Will Pittsburgh shooting change how the law regards weblogs?
A local shooting has caused a lot of national concern, and has again raised the issue of whether or not local and federal officials should police Internet blogs in an effort to prevent crime.
Similar concerns were raised after the Columbine shootings in 1999, in which one of the perpetrators made death threats against other students and proclaimed his hatred for society on his personal blog.

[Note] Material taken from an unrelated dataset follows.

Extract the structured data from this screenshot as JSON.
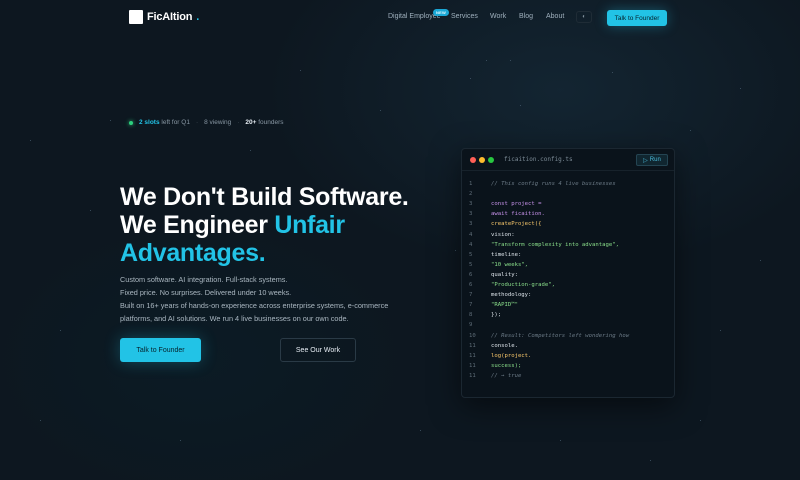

The shooting, which took the lives of three and left many others wounded, still has Pittsburgh reeling and wondering if such a crime could have been prevented. This is especially the case as the alleged shooter, George Sodini, was quite vocal about his desire to kill on his web site. While his site was taken down following the shooting, in which he also took his own life, the New York Times reported that he had posted details of the attack. While the blog was taken down afterward, ABC News posted much of its content.

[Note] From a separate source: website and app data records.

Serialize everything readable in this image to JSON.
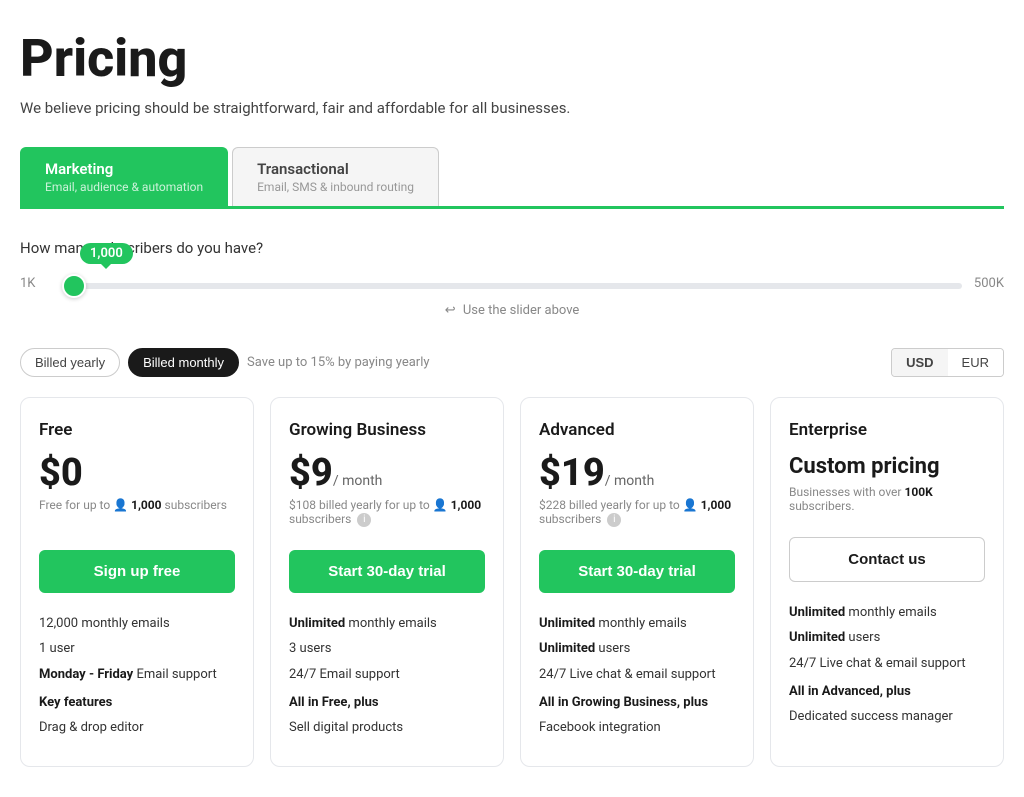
{
  "header": {
    "title": "Pricing",
    "subtitle": "We believe pricing should be straightforward, fair and affordable for all businesses."
  },
  "tabs": [
    {
      "id": "marketing",
      "label": "Marketing",
      "sub": "Email, audience & automation",
      "active": true
    },
    {
      "id": "transactional",
      "label": "Transactional",
      "sub": "Email, SMS & inbound routing",
      "active": false
    }
  ],
  "slider": {
    "question": "How many subscribers do you have?",
    "value": 1000,
    "tooltip": "1,000",
    "min_label": "1K",
    "max_label": "500K",
    "hint": "Use the slider above"
  },
  "billing": {
    "yearly_label": "Billed yearly",
    "monthly_label": "Billed monthly",
    "save_text": "Save up to 15% by paying yearly",
    "currency_usd": "USD",
    "currency_eur": "EUR",
    "active": "monthly"
  },
  "plans": [
    {
      "id": "free",
      "name": "Free",
      "price": "$0",
      "price_period": "",
      "billing_note": "Free for up to 👤 1,000 subscribers",
      "cta_label": "Sign up free",
      "cta_type": "green",
      "features": [
        {
          "text": "12,000 monthly emails",
          "bold_part": ""
        },
        {
          "text": "1 user",
          "bold_part": ""
        },
        {
          "text": "Monday - Friday Email support",
          "bold_part": "Monday - Friday"
        },
        {
          "text": "Key features",
          "is_section": true
        },
        {
          "text": "Drag & drop editor",
          "bold_part": ""
        }
      ]
    },
    {
      "id": "growing",
      "name": "Growing Business",
      "price": "$9",
      "price_period": "/ month",
      "billing_note": "$108 billed yearly for up to 👤 1,000 subscribers ⓘ",
      "cta_label": "Start 30-day trial",
      "cta_type": "green",
      "features": [
        {
          "text": "Unlimited monthly emails",
          "bold_part": "Unlimited"
        },
        {
          "text": "3 users",
          "bold_part": ""
        },
        {
          "text": "24/7 Email support",
          "bold_part": ""
        },
        {
          "text": "All in Free, plus",
          "is_section": true
        },
        {
          "text": "Sell digital products",
          "bold_part": ""
        }
      ]
    },
    {
      "id": "advanced",
      "name": "Advanced",
      "price": "$19",
      "price_period": "/ month",
      "billing_note": "$228 billed yearly for up to 👤 1,000 subscribers ⓘ",
      "cta_label": "Start 30-day trial",
      "cta_type": "green",
      "features": [
        {
          "text": "Unlimited monthly emails",
          "bold_part": "Unlimited"
        },
        {
          "text": "Unlimited users",
          "bold_part": "Unlimited"
        },
        {
          "text": "24/7 Live chat & email support",
          "bold_part": ""
        },
        {
          "text": "All in Growing Business, plus",
          "is_section": true
        },
        {
          "text": "Facebook integration",
          "bold_part": ""
        }
      ]
    },
    {
      "id": "enterprise",
      "name": "Enterprise",
      "price": "Custom pricing",
      "price_period": "",
      "billing_note": "Businesses with over 100K subscribers.",
      "cta_label": "Contact us",
      "cta_type": "outline",
      "features": [
        {
          "text": "Unlimited monthly emails",
          "bold_part": "Unlimited"
        },
        {
          "text": "Unlimited users",
          "bold_part": "Unlimited"
        },
        {
          "text": "24/7 Live chat & email support",
          "bold_part": ""
        },
        {
          "text": "All in Advanced, plus",
          "is_section": true
        },
        {
          "text": "Dedicated success manager",
          "bold_part": ""
        }
      ]
    }
  ]
}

On the local talk radio shows, many Pittsburghers vented their frustration as well as their sadness, and some questioned whether law enforcement should police blogs in the same way as the NSA monitors for terrorist activity. Sodini, for example, posted as far back as January 6th of his intent to bring loaded weapons with him and hinted at his desire to kill. On August 3 Sodini made a very clear threat, stating that “Tomorrow is the big day” and that he “will not be embarrassed because, well, I will be dead.”

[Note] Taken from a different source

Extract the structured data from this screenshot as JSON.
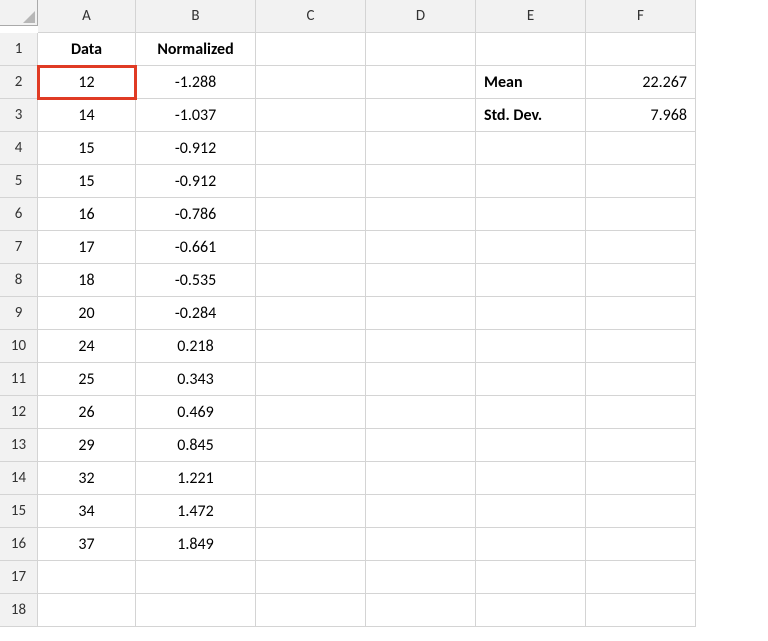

While such efforts would certainly appease our desire, born out of grief, to do something, many questions remain. Would such activity really prevent tragedies from happening, or would the number of “false positives” overburden an already taxed police force? While it certainly seems that Sodini was a ticking time bomb after the fact, would his postings alone be enough to warrant arrest, even if no crime had been committed?
Answers aren’t forthcoming, unfortunately. Only more sadness and loss after another senseless act of violence.